- What you need to do: Could each entry below be printed again exactly as given?

★ ★ ★ ★ ★

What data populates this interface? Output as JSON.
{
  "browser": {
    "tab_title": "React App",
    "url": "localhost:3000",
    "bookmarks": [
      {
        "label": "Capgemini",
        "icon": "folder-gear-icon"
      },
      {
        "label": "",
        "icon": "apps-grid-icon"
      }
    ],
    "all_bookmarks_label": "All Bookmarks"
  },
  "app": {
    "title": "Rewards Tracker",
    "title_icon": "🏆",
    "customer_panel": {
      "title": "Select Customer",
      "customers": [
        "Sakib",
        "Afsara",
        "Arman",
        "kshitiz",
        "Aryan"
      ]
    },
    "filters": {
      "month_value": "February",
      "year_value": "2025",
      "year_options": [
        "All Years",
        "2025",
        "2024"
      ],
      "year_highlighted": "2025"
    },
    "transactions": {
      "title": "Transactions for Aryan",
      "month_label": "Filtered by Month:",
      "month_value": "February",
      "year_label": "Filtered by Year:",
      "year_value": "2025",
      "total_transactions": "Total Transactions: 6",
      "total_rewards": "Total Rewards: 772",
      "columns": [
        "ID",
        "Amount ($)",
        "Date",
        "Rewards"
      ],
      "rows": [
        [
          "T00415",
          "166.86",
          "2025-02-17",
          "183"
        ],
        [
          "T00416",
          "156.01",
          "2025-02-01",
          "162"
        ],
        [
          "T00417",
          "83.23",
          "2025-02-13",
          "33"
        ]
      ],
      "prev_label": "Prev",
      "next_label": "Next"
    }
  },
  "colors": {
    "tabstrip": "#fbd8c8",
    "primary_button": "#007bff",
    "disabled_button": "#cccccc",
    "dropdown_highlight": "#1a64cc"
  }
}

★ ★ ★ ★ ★

- Response below:
What data populates this interface? Output as JSON.
{
  "browser": {
    "tab_title": "React App",
    "url": "localhost:3000",
    "bookmarks": [
      {
        "label": "Capgemini",
        "icon": "folder-gear-icon"
      },
      {
        "label": "",
        "icon": "apps-grid-icon"
      }
    ],
    "all_bookmarks_label": "All Bookmarks"
  },
  "app": {
    "title": "Rewards Tracker",
    "title_icon": "🏆",
    "customer_panel": {
      "title": "Select Customer",
      "customers": [
        "Sakib",
        "Afsara",
        "Arman",
        "kshitiz",
        "Aryan"
      ]
    },
    "filters": {
      "month_value": "February",
      "year_value": "2025",
      "year_options": [
        "All Years",
        "2025",
        "2024"
      ],
      "year_highlighted": "2025"
    },
    "transactions": {
      "title": "Transactions for Aryan",
      "month_label": "Filtered by Month:",
      "month_value": "February",
      "year_label": "Filtered by Year:",
      "year_value": "2025",
      "total_transactions": "Total Transactions: 6",
      "total_rewards": "Total Rewards: 772",
      "columns": [
        "ID",
        "Amount ($)",
        "Date",
        "Rewards"
      ],
      "rows": [
        [
          "T00415",
          "166.86",
          "2025-02-17",
          "183"
        ],
        [
          "T00416",
          "156.01",
          "2025-02-01",
          "162"
        ],
        [
          "T00417",
          "83.23",
          "2025-02-13",
          "33"
        ]
      ],
      "prev_label": "Prev",
      "next_label": "Next"
    }
  },
  "colors": {
    "tabstrip": "#fbd8c8",
    "primary_button": "#007bff",
    "disabled_button": "#cccccc",
    "dropdown_highlight": "#1a64cc"
  }
}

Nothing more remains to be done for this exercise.